**WORK ITEM**
What lines in the data below mention the string "icon"? Copy them out.
========================================
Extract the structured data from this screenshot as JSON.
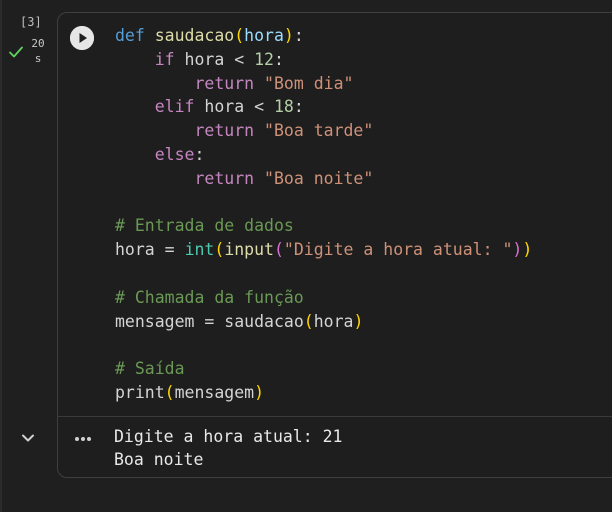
{
  "cell": {
    "execution_count": "[3]",
    "duration_value": "20",
    "duration_unit": "s",
    "status": "success",
    "run_icon": "play-circle-icon",
    "collapse_icon": "chevron-down-icon",
    "output_menu_icon": "more-horizontal-icon",
    "code_lines": [
      [
        {
          "t": "def",
          "c": "kw"
        },
        {
          "t": " ",
          "c": "plain"
        },
        {
          "t": "saudacao",
          "c": "fn"
        },
        {
          "t": "(",
          "c": "p1"
        },
        {
          "t": "hora",
          "c": "var"
        },
        {
          "t": ")",
          "c": "p1"
        },
        {
          "t": ":",
          "c": "plain"
        }
      ],
      [
        {
          "t": "    ",
          "c": "plain"
        },
        {
          "t": "if",
          "c": "ctl"
        },
        {
          "t": " hora ",
          "c": "plain"
        },
        {
          "t": "<",
          "c": "plain"
        },
        {
          "t": " ",
          "c": "plain"
        },
        {
          "t": "12",
          "c": "num"
        },
        {
          "t": ":",
          "c": "plain"
        }
      ],
      [
        {
          "t": "        ",
          "c": "plain"
        },
        {
          "t": "return",
          "c": "ctl"
        },
        {
          "t": " ",
          "c": "plain"
        },
        {
          "t": "\"Bom dia\"",
          "c": "str"
        }
      ],
      [
        {
          "t": "    ",
          "c": "plain"
        },
        {
          "t": "elif",
          "c": "ctl"
        },
        {
          "t": " hora ",
          "c": "plain"
        },
        {
          "t": "<",
          "c": "plain"
        },
        {
          "t": " ",
          "c": "plain"
        },
        {
          "t": "18",
          "c": "num"
        },
        {
          "t": ":",
          "c": "plain"
        }
      ],
      [
        {
          "t": "        ",
          "c": "plain"
        },
        {
          "t": "return",
          "c": "ctl"
        },
        {
          "t": " ",
          "c": "plain"
        },
        {
          "t": "\"Boa tarde\"",
          "c": "str"
        }
      ],
      [
        {
          "t": "    ",
          "c": "plain"
        },
        {
          "t": "else",
          "c": "ctl"
        },
        {
          "t": ":",
          "c": "plain"
        }
      ],
      [
        {
          "t": "        ",
          "c": "plain"
        },
        {
          "t": "return",
          "c": "ctl"
        },
        {
          "t": " ",
          "c": "plain"
        },
        {
          "t": "\"Boa noite\"",
          "c": "str"
        }
      ],
      [
        {
          "t": "",
          "c": "plain"
        }
      ],
      [
        {
          "t": "# Entrada de dados",
          "c": "cmt"
        }
      ],
      [
        {
          "t": "hora",
          "c": "plain"
        },
        {
          "t": " = ",
          "c": "plain"
        },
        {
          "t": "int",
          "c": "builtin"
        },
        {
          "t": "(",
          "c": "p1"
        },
        {
          "t": "input",
          "c": "fn"
        },
        {
          "t": "(",
          "c": "p2"
        },
        {
          "t": "\"Digite a hora atual: \"",
          "c": "str"
        },
        {
          "t": ")",
          "c": "p2"
        },
        {
          "t": ")",
          "c": "p1"
        }
      ],
      [
        {
          "t": "",
          "c": "plain"
        }
      ],
      [
        {
          "t": "# Chamada da função",
          "c": "cmt"
        }
      ],
      [
        {
          "t": "mensagem",
          "c": "plain"
        },
        {
          "t": " = ",
          "c": "plain"
        },
        {
          "t": "saudacao",
          "c": "plain"
        },
        {
          "t": "(",
          "c": "p1"
        },
        {
          "t": "hora",
          "c": "plain"
        },
        {
          "t": ")",
          "c": "p1"
        }
      ],
      [
        {
          "t": "",
          "c": "plain"
        }
      ],
      [
        {
          "t": "# Saída",
          "c": "cmt"
        }
      ],
      [
        {
          "t": "print",
          "c": "plain"
        },
        {
          "t": "(",
          "c": "p1"
        },
        {
          "t": "mensagem",
          "c": "plain"
        },
        {
          "t": ")",
          "c": "p1"
        }
      ]
    ],
    "output_lines": [
      "Digite a hora atual: 21",
      "Boa noite"
    ]
  },
  "colors": {
    "background": "#1f1f1f",
    "check": "#5fd35f",
    "keyword": "#569cd6",
    "control": "#c586c0",
    "function": "#dcdcaa",
    "string": "#ce9178",
    "comment": "#6a9955",
    "number": "#b5cea8",
    "bracket_1": "#ffd700",
    "bracket_2": "#da70d6"
  }
}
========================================
**REPLY TO THE EXERCISE**
    "run_icon": "play-circle-icon",
    "collapse_icon": "chevron-down-icon",
    "output_menu_icon": "more-horizontal-icon",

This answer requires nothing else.